Ontario allows alcohol delivery, takeout with food orders in light of COVID-19
TORONTO — Restaurants and bars in Ontario will temporarily be allowed to sell alcohol with food takeout and delivery orders as part of new measures meant to help businesses and residents weather the COVID−19 pandemic.
The Alcohol and Gaming Commission of Ontario announced Thursday the new rule applies to bars and restaurants that already have a liquor licence, and takes effect immediately.
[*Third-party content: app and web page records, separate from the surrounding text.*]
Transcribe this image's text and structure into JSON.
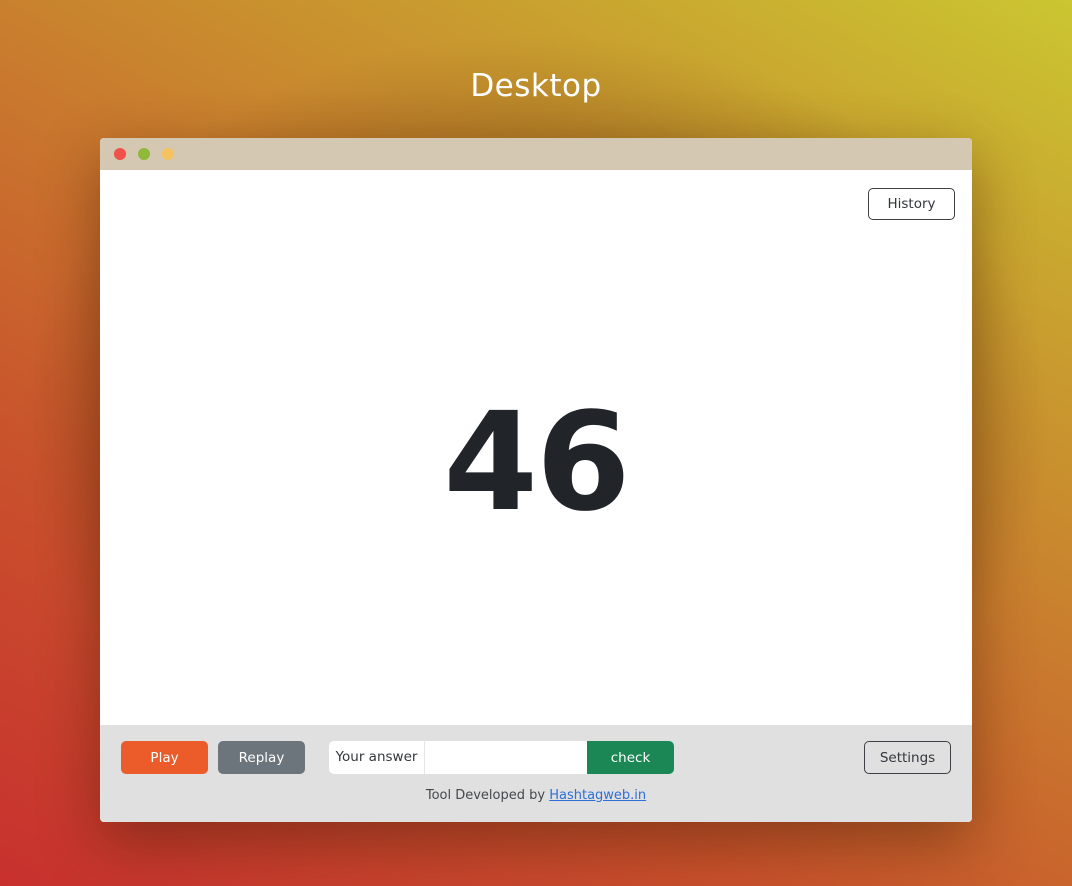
{
  "page": {
    "heading": "Desktop"
  },
  "window": {
    "controls": [
      "close",
      "minimize",
      "maximize"
    ]
  },
  "main": {
    "history_label": "History",
    "number": "46"
  },
  "footer": {
    "play_label": "Play",
    "replay_label": "Replay",
    "answer_label": "Your answer",
    "answer_value": "",
    "check_label": "check",
    "settings_label": "Settings",
    "credit_prefix": "Tool Developed by ",
    "credit_link": "Hashtagweb.in"
  },
  "colors": {
    "play": "#eb5c2a",
    "replay": "#6c757c",
    "check": "#1a8754",
    "link": "#2d6fd6"
  }
}
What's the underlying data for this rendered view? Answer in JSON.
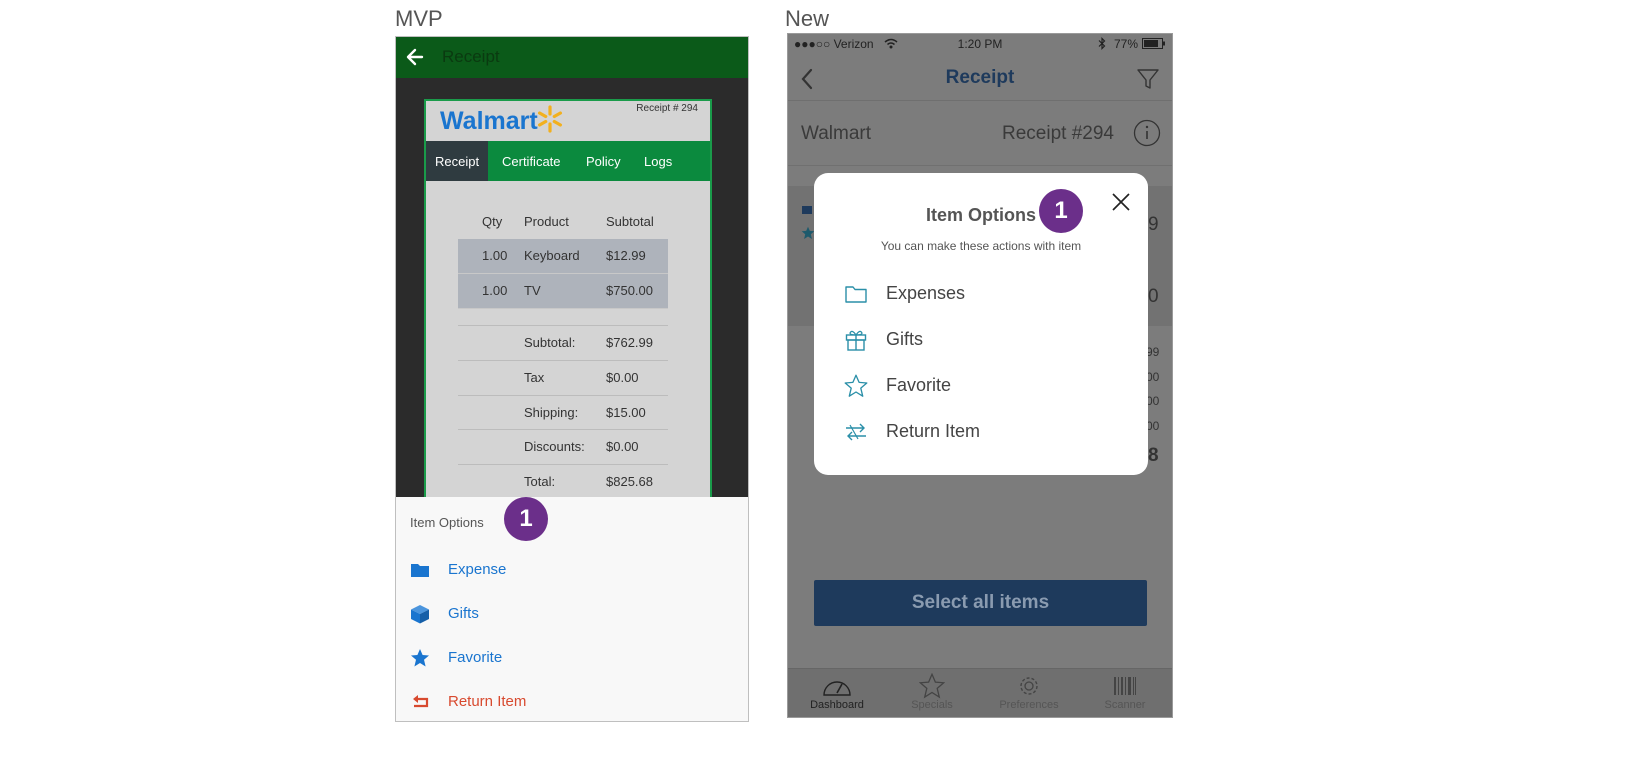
{
  "labels": {
    "mvp": "MVP",
    "new": "New"
  },
  "badge": "1",
  "mvp": {
    "appbar_title": "Receipt",
    "store": "Walmart",
    "receipt_no": "Receipt # 294",
    "tabs": [
      "Receipt",
      "Certificate",
      "Policy",
      "Logs"
    ],
    "columns": {
      "qty": "Qty",
      "product": "Product",
      "subtotal": "Subtotal"
    },
    "items": [
      {
        "qty": "1.00",
        "product": "Keyboard",
        "subtotal": "$12.99"
      },
      {
        "qty": "1.00",
        "product": "TV",
        "subtotal": "$750.00"
      }
    ],
    "summary": [
      {
        "label": "Subtotal:",
        "value": "$762.99"
      },
      {
        "label": "Tax",
        "value": "$0.00"
      },
      {
        "label": "Shipping:",
        "value": "$15.00"
      },
      {
        "label": "Discounts:",
        "value": "$0.00"
      },
      {
        "label": "Total:",
        "value": "$825.68"
      }
    ],
    "sheet_title": "Item Options",
    "options": [
      {
        "label": "Expense",
        "icon": "folder-icon"
      },
      {
        "label": "Gifts",
        "icon": "box-icon"
      },
      {
        "label": "Favorite",
        "icon": "star-icon"
      },
      {
        "label": "Return Item",
        "icon": "return-icon"
      }
    ],
    "colors": {
      "appbar": "#0b5a19",
      "tabs": "#0b8a3e",
      "link": "#1a75cf",
      "return": "#d84a2f",
      "brand_spark": "#f2b01e"
    }
  },
  "new": {
    "status": {
      "carrier": "●●●○○ Verizon",
      "time": "1:20 PM",
      "battery": "77%"
    },
    "nav_title": "Receipt",
    "store": "Walmart",
    "receipt_no": "Receipt #294",
    "fragments": [
      "9",
      "0",
      "99",
      "00",
      "00",
      "00",
      "8"
    ],
    "modal": {
      "title": "Item Options",
      "subtitle": "You can make these actions with item",
      "options": [
        {
          "label": "Expenses",
          "icon": "folder-outline-icon"
        },
        {
          "label": "Gifts",
          "icon": "gift-icon"
        },
        {
          "label": "Favorite",
          "icon": "star-outline-icon"
        },
        {
          "label": "Return Item",
          "icon": "return-arrows-icon"
        }
      ]
    },
    "select_all": "Select all items",
    "tabbar": [
      {
        "label": "Dashboard",
        "icon": "dashboard-icon"
      },
      {
        "label": "Specials",
        "icon": "star-icon"
      },
      {
        "label": "Preferences",
        "icon": "gear-icon"
      },
      {
        "label": "Scanner",
        "icon": "barcode-icon"
      }
    ],
    "colors": {
      "navy": "#1e3a5c",
      "icon_teal": "#2a8fa8",
      "badge": "#6b2f8a"
    }
  }
}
It will remain in place through the end of the year.
Beer, wine and liquor can also be sold for takeout or delivery through a third party, such as a food delivery service or app, as long as it is acting on behalf of a licensed establishment, the commission said.
But the holder of the liquor licence is responsible for making sure no alcohol is sold to anyone under 19 or who is already intoxicated, it said.
The commission said the licence holder or staff carrying out the delivery, including third−party agents, must have completed Smart Serve training.
Agents who do not yet have that certification can start delivering now as long as they complete the training by April 25, it said.
There is no limit on the quantity of alcohol that can be purchased for takeout or delivery, but the drinks must be sold in sealed and unopened containers, according to the rule, which also states such sales must take place between 9 a.m. and 11 p.m.
Grocery stores and liquor manufacturer retail stores are also temporarily allowed to sell alcohol as early as 7 a.m. to accommodate early shopping programs for vulnerable people.
Earlier this week, the provincial government ordered all businesses it deemed non−essential to close in order to help curb the spread of the novel coronavirus.
The province permitted restaurants and other food service facilities to remain open only for delivery and takeout.
Meanwhile, all active liquor, gaming and cannabis licences, authorizations and registrations will automatically be extended by three months, the AGCO said.
Those for horse racing will be extended by a year, given that horseperson licences renew on a person’s birthday, it said.
This report by The Canadian Press was first published on March 26, 2020.
Paola Loriggio, The Canadian Press